-- Task details --
Your answer is to be every line of the material that includes the string "date".

========

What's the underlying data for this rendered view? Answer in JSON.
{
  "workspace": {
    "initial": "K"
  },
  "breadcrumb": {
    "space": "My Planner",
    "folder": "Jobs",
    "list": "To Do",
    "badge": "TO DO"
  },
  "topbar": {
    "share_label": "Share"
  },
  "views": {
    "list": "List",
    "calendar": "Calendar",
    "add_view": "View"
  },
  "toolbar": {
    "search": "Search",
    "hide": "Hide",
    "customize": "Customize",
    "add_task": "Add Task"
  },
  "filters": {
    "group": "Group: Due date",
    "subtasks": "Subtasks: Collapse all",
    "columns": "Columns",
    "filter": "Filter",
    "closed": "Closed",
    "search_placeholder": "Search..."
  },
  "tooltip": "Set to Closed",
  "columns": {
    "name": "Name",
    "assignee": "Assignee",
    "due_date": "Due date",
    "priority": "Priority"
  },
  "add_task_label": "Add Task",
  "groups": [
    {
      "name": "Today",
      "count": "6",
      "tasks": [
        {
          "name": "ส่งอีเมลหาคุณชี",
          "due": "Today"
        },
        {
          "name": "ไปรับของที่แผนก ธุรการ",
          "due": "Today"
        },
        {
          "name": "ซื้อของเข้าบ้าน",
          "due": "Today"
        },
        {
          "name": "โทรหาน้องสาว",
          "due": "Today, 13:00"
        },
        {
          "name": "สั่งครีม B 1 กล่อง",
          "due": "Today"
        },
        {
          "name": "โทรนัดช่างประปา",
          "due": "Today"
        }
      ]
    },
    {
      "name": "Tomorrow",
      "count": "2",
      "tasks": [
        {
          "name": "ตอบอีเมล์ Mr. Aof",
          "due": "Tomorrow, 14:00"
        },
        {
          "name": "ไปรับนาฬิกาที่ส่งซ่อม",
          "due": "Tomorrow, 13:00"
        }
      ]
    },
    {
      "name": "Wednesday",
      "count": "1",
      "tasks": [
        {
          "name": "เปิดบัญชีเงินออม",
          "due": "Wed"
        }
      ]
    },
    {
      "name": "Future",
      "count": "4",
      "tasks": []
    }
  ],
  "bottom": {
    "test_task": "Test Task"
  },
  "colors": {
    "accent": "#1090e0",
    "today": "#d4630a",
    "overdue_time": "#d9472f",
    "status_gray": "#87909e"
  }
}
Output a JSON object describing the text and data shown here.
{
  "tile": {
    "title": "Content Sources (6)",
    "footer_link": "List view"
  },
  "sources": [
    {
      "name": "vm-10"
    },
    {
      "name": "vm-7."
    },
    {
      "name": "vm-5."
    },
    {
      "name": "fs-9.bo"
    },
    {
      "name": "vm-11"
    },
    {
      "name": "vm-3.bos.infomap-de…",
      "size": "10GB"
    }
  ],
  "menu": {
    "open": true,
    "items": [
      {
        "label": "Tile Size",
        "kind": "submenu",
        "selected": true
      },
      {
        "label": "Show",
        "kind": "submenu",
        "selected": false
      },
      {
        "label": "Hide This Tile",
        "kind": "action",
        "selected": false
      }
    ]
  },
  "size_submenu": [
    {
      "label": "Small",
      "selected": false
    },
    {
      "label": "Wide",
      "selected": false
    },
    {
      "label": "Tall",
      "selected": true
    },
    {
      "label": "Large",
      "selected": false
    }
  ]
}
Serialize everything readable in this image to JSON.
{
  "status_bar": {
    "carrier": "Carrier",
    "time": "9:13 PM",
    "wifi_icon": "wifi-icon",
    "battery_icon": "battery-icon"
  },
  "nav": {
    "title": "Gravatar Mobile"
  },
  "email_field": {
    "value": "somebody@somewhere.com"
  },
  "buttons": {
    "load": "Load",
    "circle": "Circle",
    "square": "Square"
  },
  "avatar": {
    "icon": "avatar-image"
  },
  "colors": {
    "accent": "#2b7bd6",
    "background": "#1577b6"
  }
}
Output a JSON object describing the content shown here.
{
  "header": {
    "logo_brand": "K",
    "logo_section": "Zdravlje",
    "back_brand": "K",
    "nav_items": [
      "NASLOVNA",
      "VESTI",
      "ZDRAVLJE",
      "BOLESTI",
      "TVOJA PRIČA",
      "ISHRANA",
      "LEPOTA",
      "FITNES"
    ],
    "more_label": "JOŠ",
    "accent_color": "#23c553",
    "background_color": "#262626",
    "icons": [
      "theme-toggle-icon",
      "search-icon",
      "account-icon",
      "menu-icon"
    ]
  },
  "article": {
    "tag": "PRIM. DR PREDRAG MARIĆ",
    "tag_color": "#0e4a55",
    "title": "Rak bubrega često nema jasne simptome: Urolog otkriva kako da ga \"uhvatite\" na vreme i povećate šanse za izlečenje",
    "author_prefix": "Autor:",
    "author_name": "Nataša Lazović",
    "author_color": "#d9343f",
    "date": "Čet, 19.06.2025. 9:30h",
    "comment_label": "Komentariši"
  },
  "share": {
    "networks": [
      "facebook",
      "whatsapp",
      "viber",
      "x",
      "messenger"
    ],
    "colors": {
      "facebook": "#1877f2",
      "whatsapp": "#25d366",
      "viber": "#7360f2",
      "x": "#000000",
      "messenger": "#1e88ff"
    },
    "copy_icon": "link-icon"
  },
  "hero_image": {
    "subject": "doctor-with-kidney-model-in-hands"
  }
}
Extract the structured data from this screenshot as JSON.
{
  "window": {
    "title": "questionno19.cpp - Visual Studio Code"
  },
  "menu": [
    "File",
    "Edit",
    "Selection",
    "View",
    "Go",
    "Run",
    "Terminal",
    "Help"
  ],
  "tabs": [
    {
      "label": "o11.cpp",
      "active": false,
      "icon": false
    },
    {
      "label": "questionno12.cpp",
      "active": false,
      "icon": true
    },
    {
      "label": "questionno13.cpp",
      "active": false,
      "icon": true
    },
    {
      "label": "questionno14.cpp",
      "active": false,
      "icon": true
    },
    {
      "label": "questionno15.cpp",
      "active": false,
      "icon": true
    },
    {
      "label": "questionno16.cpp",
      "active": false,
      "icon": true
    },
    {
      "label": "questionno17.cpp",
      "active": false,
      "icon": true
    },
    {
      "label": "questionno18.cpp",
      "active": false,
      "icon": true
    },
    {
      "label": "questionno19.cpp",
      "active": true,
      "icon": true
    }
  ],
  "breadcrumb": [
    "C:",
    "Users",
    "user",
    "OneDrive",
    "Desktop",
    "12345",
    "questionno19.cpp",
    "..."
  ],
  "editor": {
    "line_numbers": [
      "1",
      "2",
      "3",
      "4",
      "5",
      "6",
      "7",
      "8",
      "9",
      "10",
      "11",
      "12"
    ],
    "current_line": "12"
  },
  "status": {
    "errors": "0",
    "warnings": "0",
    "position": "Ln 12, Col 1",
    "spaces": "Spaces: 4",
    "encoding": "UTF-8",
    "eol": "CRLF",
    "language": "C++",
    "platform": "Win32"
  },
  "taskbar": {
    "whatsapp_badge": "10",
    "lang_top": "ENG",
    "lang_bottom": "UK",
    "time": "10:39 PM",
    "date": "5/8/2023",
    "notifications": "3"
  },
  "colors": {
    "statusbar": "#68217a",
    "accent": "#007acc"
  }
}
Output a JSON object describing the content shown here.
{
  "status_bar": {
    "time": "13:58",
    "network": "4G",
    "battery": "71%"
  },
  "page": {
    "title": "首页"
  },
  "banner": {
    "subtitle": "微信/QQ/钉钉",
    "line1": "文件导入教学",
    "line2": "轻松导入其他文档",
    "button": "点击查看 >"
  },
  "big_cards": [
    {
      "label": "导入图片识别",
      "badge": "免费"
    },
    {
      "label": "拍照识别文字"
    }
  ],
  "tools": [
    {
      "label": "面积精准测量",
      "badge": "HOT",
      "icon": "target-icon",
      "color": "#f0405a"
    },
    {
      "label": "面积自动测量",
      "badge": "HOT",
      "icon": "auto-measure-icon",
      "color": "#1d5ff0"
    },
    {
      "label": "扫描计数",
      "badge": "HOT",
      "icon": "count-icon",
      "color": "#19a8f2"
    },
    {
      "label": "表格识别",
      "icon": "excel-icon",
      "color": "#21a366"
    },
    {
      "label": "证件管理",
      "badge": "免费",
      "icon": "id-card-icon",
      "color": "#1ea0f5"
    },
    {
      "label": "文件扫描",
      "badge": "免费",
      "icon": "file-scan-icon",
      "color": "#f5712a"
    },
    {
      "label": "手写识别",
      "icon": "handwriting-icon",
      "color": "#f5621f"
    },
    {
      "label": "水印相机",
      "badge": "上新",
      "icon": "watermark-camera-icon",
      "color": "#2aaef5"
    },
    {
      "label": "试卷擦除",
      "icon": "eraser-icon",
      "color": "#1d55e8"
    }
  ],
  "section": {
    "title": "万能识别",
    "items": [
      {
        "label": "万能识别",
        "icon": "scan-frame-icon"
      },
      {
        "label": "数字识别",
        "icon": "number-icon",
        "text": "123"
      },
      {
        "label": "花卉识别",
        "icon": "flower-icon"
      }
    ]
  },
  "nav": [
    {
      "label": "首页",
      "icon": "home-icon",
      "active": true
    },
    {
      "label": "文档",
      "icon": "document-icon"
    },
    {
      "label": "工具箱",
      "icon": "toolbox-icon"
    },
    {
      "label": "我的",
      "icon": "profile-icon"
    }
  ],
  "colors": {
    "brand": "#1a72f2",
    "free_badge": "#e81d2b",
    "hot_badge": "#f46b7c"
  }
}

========

-- The answer --
    "group": "Group: Due date",
    "due_date": "Due date",
    "date": "Čet, 19.06.2025. 9:30h",
    "date": "5/8/2023",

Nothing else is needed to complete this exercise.